Tracey proudly says: “We don’t have money worries. We don’t go without things and I think that’s because we are self-sufficient. We grow our own food. I don’t see why others should have money worries. We keep 25 chickens, for eggs and meat, and grow potatoes and loads of vegetables. We make our own biscuits and cakes too.”
Despite their “Good Life” lifestyle, the family still spend £250 a week at the supermarket buying 50 bags of crisps, five family packs of chocolate biscuits and 10 litres of fizzy drinks, among other things.
Each night, Tracey, who has been married to Harry for 22 years, will cook dinners such as spaghetti Bolognese, spinach carbonara or chicken curry. She spends up to two hours making it and then serves the food in two sittings.
The family’s £120-a-week rent is covered by housing benefit and they rake in £628 a week in benefits, including income support, disability allowance, carer’s allowance and non-working family tax credits. A working parent would have to earn £46,500 a year before tax and National Insurance to bring home the same amount.
But the only wage earner in the house is oldest son Michael, 20, who contributes £15 a week from his £13k factory job.
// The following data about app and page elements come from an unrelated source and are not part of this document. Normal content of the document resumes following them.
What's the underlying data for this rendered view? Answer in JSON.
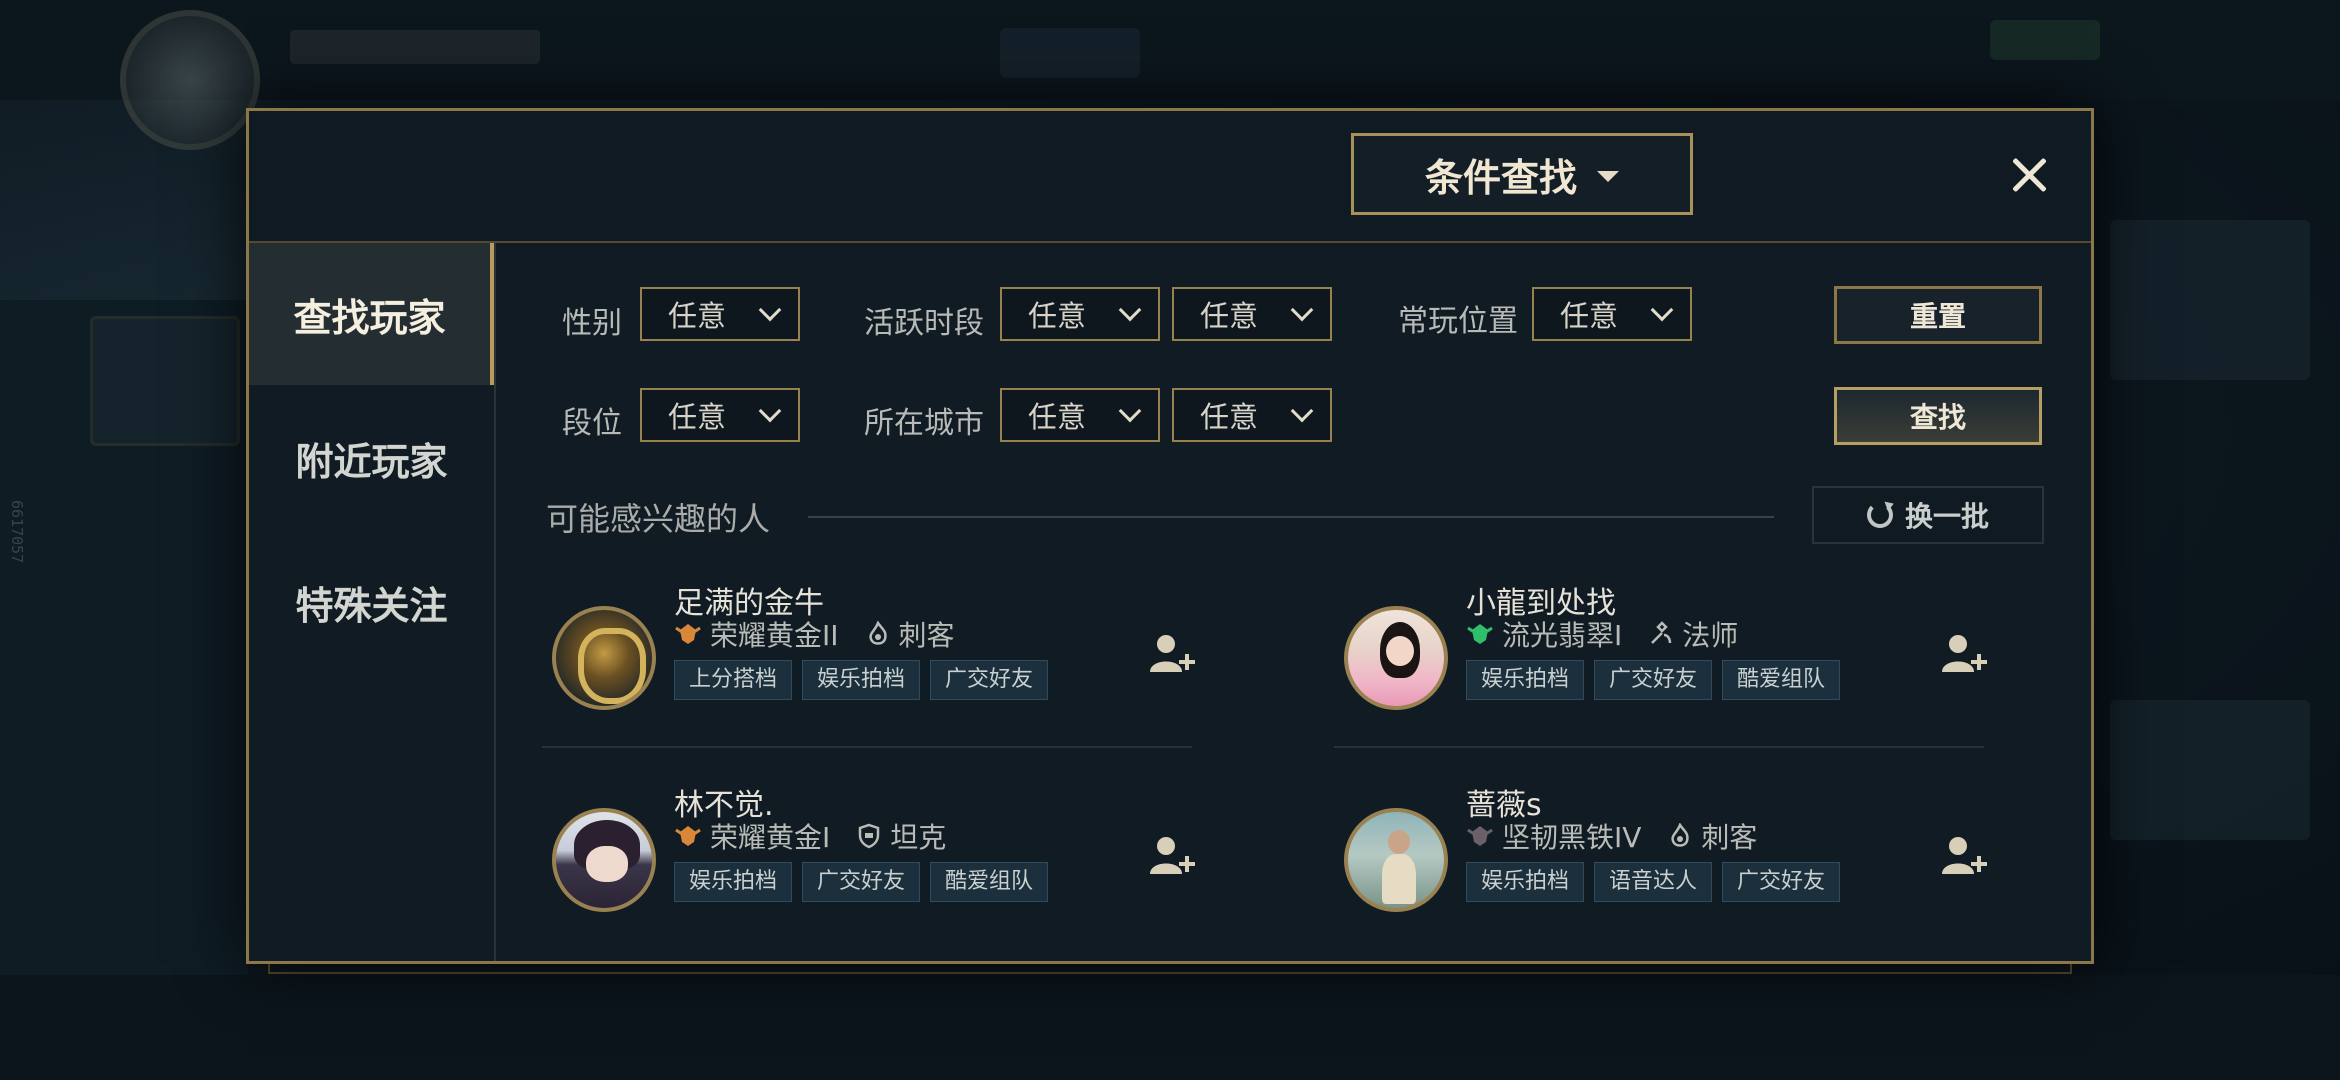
{
  "modal": {
    "search_mode_label": "条件查找",
    "close_label": "关闭"
  },
  "tabs": [
    {
      "label": "查找玩家",
      "active": true
    },
    {
      "label": "附近玩家",
      "active": false
    },
    {
      "label": "特殊关注",
      "active": false
    }
  ],
  "filters": {
    "gender": {
      "label": "性别",
      "value": "任意"
    },
    "active_time": {
      "label": "活跃时段",
      "values": [
        "任意",
        "任意"
      ]
    },
    "position": {
      "label": "常玩位置",
      "value": "任意"
    },
    "rank": {
      "label": "段位",
      "value": "任意"
    },
    "city": {
      "label": "所在城市",
      "values": [
        "任意",
        "任意"
      ]
    },
    "reset_label": "重置",
    "search_label": "查找"
  },
  "suggestions": {
    "title": "可能感兴趣的人",
    "refresh_label": "换一批",
    "players": [
      {
        "name": "足满的金牛",
        "rank": "荣耀黄金II",
        "rank_color": "#d9883a",
        "role": "刺客",
        "role_icon": "assassin-icon",
        "tags": [
          "上分搭档",
          "娱乐拍档",
          "广交好友"
        ]
      },
      {
        "name": "小龍到处找",
        "rank": "流光翡翠I",
        "rank_color": "#2fbf6a",
        "role": "法师",
        "role_icon": "mage-icon",
        "tags": [
          "娱乐拍档",
          "广交好友",
          "酷爱组队"
        ]
      },
      {
        "name": "林不觉.",
        "rank": "荣耀黄金I",
        "rank_color": "#d9883a",
        "role": "坦克",
        "role_icon": "tank-icon",
        "tags": [
          "娱乐拍档",
          "广交好友",
          "酷爱组队"
        ]
      },
      {
        "name": "蔷薇s",
        "rank": "坚韧黑铁IV",
        "rank_color": "#6b5f6a",
        "role": "刺客",
        "role_icon": "assassin-icon",
        "tags": [
          "娱乐拍档",
          "语音达人",
          "广交好友"
        ]
      }
    ]
  },
  "background": {
    "side_code": "6617057"
  }
}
Matthew, 17, is training to be a chef and Robin is currently unemployed.
'Everytime I walk down the street, people shout 'scroungers' '
Surprisingly, the family seem bemused by the reaction they get from the local community, who shout abuse at them. “Every time I walk down the street, people shout ‘scroungers,’” moans Tracey.
Although Tracey has never had a job, she says life’s too short to do housework. Their walls are splattered with dirt and wallpaper is peeling from the weight of the grime. The mantelpiece is strewn with magazines, DVDs, and videos, and the floor has been bare since the carpet was pulled up and thrown away after a flood two years ago.
“I don’t have much time for cleaning since I started a college course in catering,” she says. “But I only go two mornings a week – any more and they’d stop my benefits because they’d classify me as in education.
"I’m really nervous about what will happen at the end of my course. I’ve never worked and so it would be scary to think I would have to get a job. It would have to be a very well-paid job to pay more than the benefits.”
By Lisa Woollard